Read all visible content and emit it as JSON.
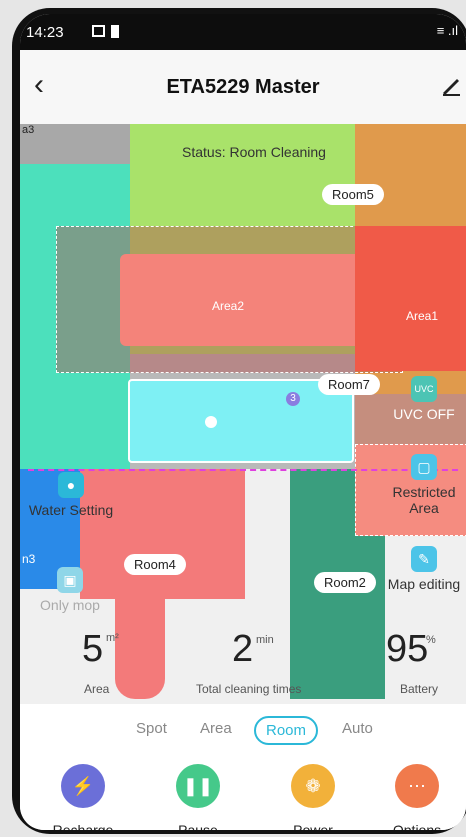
{
  "status_bar": {
    "time": "14:23",
    "signal": "≡ .ıl"
  },
  "header": {
    "title": "ETA5229 Master",
    "back_icon": "‹"
  },
  "map": {
    "status": "Status: Room Cleaning",
    "rooms": {
      "room5": "Room5",
      "room7": "Room7",
      "room4": "Room4",
      "room2": "Room2",
      "edge_left_top": "a3",
      "edge_left_mid": "n3"
    },
    "areas": {
      "area1": "Area1",
      "area2": "Area2"
    },
    "marker_num": "3"
  },
  "side_buttons": {
    "water": "Water Setting",
    "only_mop": "Only mop",
    "uvc": "UVC OFF",
    "uvc_icon": "UVC",
    "restricted": "Restricted Area",
    "map_editing": "Map editing"
  },
  "stats": {
    "area_value": "5",
    "area_unit": "m²",
    "area_label": "Area",
    "times_value": "2",
    "times_unit": "min",
    "times_label": "Total cleaning times",
    "battery_value": "95",
    "battery_unit": "%",
    "battery_label": "Battery"
  },
  "modes": [
    "Spot",
    "Area",
    "Room",
    "Auto"
  ],
  "active_mode": "Room",
  "actions": [
    "Recharge",
    "Pause",
    "Power",
    "Options"
  ],
  "colors": {
    "accent": "#2bb8d8",
    "recharge": "#6b6fd8",
    "pause": "#45c98a",
    "power": "#f2b13a",
    "options": "#f07a4c"
  }
}
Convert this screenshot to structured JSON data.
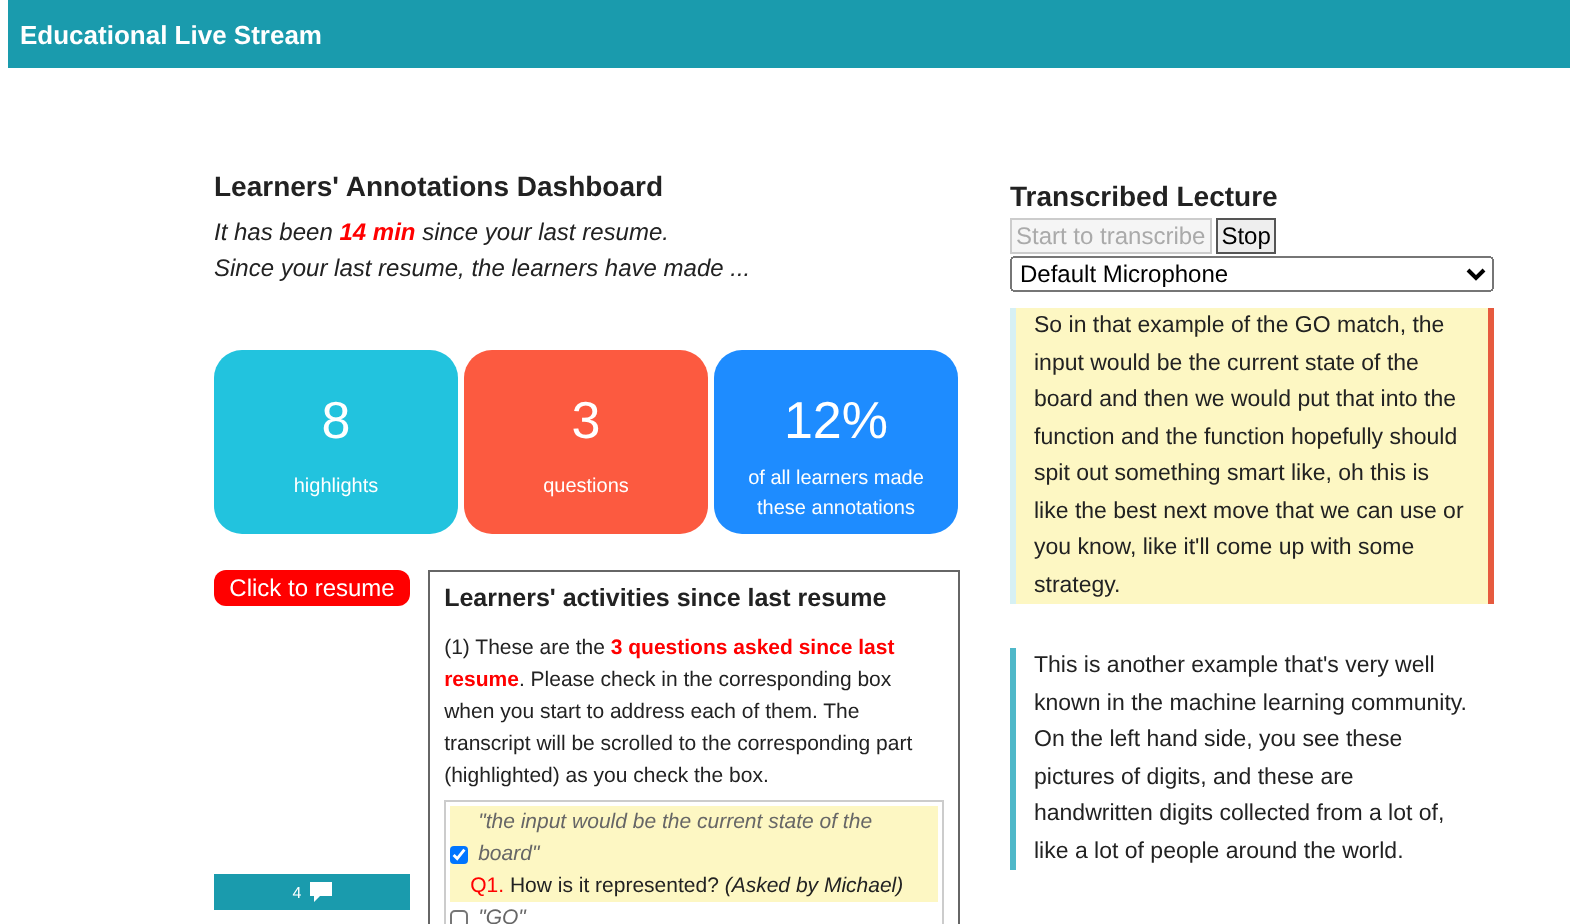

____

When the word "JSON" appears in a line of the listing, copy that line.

Read all visible content and emit it as JSON.
Convert this screenshot to structured JSON data.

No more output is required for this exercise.